- Exercise instructions
Wherever the word "JSON" appears in the entries, copy the whole line.

- Supplied records
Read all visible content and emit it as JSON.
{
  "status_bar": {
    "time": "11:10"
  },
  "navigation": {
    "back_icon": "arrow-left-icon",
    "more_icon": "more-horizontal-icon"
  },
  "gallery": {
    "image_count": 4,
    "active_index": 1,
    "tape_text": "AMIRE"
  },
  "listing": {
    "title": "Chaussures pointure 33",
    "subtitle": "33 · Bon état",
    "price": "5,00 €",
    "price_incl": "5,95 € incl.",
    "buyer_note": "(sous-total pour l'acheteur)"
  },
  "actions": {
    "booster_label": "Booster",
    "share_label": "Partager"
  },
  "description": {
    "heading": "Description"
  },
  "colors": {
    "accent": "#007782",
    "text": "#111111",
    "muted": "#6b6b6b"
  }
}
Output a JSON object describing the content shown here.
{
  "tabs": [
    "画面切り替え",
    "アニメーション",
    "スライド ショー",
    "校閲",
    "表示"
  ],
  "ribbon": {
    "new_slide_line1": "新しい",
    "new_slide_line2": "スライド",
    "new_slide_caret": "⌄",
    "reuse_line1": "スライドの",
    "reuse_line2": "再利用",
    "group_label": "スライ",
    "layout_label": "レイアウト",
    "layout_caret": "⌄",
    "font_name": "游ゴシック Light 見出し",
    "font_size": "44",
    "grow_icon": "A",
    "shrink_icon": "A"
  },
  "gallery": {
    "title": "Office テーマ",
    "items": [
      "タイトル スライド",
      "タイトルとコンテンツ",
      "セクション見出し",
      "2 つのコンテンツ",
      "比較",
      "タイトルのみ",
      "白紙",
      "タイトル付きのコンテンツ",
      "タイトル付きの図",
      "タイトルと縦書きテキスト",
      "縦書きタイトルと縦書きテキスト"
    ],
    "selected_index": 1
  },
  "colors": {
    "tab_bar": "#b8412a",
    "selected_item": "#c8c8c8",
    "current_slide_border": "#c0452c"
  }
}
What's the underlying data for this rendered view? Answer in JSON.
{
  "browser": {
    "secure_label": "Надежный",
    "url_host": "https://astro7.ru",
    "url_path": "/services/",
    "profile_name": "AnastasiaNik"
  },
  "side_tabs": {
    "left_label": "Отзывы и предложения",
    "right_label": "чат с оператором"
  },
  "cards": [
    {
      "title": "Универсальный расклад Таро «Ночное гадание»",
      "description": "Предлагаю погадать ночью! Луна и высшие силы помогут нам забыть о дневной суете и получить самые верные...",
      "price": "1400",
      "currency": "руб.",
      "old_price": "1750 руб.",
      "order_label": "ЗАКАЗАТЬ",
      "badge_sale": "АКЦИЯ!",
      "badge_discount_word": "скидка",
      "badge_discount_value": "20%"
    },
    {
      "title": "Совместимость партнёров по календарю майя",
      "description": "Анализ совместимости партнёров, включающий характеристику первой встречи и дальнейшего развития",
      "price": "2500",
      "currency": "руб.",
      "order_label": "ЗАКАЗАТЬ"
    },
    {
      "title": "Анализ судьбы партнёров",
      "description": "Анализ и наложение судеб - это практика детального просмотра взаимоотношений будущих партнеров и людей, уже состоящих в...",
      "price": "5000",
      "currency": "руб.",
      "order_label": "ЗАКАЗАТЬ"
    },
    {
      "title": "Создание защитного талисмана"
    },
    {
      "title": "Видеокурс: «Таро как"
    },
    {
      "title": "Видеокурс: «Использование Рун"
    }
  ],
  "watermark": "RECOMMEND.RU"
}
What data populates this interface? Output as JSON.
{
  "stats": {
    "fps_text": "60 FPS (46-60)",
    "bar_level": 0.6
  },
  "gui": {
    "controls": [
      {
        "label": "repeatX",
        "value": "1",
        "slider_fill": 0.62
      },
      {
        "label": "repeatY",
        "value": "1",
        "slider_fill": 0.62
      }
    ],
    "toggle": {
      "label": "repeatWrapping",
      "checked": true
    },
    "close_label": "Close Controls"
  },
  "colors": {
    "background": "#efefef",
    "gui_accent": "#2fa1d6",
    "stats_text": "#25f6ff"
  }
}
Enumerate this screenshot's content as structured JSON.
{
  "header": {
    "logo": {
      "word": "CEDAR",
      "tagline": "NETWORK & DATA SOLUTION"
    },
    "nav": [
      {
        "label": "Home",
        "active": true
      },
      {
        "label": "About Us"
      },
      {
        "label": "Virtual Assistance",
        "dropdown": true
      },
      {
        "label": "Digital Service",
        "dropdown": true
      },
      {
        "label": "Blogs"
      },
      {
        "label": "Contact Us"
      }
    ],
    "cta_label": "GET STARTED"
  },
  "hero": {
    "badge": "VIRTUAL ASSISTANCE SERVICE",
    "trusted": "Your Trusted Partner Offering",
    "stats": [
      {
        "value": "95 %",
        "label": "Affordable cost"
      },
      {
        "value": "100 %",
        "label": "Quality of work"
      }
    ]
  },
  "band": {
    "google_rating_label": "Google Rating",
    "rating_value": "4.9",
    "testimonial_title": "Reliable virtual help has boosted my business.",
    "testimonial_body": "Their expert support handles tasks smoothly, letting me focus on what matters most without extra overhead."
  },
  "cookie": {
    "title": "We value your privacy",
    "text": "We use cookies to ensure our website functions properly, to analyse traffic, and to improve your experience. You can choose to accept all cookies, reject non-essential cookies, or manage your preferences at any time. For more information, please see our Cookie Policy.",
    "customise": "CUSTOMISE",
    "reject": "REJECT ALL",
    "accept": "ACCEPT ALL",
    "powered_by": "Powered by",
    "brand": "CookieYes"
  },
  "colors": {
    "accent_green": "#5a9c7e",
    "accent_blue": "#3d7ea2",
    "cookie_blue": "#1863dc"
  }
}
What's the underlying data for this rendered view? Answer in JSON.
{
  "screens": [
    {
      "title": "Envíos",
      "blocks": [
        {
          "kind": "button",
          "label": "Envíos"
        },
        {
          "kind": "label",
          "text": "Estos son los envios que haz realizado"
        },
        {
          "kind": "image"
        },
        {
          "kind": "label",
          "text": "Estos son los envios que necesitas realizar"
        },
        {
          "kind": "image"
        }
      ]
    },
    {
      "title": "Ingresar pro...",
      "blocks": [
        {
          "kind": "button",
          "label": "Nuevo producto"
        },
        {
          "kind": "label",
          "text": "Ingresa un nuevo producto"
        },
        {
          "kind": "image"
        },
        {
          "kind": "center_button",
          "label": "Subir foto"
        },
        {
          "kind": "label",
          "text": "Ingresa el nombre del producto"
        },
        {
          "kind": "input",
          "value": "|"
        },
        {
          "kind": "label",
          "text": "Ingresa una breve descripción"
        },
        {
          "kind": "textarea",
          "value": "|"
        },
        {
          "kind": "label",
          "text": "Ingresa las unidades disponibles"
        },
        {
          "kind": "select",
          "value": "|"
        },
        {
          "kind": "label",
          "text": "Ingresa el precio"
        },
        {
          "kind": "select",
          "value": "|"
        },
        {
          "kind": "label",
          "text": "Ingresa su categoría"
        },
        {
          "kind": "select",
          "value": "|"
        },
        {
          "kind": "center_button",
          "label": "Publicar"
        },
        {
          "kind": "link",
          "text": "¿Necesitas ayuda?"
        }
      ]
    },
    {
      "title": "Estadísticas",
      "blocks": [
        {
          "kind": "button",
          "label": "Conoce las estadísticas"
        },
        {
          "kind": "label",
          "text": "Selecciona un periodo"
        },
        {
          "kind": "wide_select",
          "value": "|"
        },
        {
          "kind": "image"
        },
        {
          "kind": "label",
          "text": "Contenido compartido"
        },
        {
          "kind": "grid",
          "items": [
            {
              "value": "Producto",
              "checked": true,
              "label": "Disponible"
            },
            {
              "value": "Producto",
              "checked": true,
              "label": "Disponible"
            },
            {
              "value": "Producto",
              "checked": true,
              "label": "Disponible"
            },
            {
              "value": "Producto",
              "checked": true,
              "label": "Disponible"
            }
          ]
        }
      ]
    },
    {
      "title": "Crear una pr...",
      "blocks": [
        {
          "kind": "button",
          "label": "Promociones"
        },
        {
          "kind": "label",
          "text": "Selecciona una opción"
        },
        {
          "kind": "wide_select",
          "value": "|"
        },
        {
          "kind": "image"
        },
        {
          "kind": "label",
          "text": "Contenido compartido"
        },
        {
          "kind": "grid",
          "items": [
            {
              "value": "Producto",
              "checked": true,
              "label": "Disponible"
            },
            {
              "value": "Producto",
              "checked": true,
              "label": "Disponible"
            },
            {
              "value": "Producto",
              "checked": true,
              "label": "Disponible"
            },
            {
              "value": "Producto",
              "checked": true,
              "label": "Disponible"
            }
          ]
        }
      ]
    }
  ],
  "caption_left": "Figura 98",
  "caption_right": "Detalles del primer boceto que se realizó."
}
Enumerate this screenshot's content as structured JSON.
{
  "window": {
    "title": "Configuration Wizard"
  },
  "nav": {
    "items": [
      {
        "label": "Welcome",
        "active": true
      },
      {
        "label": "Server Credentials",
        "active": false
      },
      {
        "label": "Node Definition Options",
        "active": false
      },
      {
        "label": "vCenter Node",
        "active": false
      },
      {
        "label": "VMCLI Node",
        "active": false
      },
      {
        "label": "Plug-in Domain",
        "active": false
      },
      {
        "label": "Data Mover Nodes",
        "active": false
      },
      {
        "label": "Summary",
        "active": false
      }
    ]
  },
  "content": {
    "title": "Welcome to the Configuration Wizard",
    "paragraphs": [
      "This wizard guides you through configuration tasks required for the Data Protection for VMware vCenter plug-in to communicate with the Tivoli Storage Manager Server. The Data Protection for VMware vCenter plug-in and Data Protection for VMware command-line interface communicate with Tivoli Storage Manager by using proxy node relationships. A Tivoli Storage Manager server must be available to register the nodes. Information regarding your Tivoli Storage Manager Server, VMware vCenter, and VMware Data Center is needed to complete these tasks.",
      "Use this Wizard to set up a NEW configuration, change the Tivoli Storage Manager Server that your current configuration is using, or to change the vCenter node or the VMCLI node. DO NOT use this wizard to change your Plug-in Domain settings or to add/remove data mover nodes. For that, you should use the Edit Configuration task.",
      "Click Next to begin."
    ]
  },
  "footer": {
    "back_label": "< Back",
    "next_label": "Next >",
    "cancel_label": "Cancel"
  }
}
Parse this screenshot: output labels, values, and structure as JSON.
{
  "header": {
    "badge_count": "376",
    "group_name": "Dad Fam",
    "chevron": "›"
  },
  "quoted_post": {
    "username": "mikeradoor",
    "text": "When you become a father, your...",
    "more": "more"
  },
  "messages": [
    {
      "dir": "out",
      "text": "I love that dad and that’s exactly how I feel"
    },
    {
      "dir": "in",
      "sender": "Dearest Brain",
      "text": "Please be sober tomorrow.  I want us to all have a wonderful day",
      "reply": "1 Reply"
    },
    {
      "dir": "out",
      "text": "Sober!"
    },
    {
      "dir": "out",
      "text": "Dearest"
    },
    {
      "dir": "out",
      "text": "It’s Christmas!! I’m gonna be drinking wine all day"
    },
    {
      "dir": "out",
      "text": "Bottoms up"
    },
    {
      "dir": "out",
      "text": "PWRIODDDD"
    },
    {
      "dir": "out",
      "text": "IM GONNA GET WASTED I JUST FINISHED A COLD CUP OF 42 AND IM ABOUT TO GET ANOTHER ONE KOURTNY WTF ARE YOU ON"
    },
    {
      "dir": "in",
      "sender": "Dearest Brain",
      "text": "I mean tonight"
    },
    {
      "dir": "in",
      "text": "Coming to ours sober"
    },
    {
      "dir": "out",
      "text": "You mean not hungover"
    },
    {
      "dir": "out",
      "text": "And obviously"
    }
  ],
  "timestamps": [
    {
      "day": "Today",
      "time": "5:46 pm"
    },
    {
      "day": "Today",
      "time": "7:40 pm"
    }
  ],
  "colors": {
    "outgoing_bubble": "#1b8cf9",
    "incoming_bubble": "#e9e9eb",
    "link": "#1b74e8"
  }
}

- Expected answer
Read all visible content and emit it as JSON.
Output a JSON object describing the content shown here.
What's the underlying data for this rendered view? Answer in JSON.
What data populates this interface? Output as JSON.
Enumerate this screenshot's content as structured JSON.
What's the underlying data for this rendered view? Answer in JSON.
Enumerate this screenshot's content as structured JSON.
Parse this screenshot: output labels, values, and structure as JSON.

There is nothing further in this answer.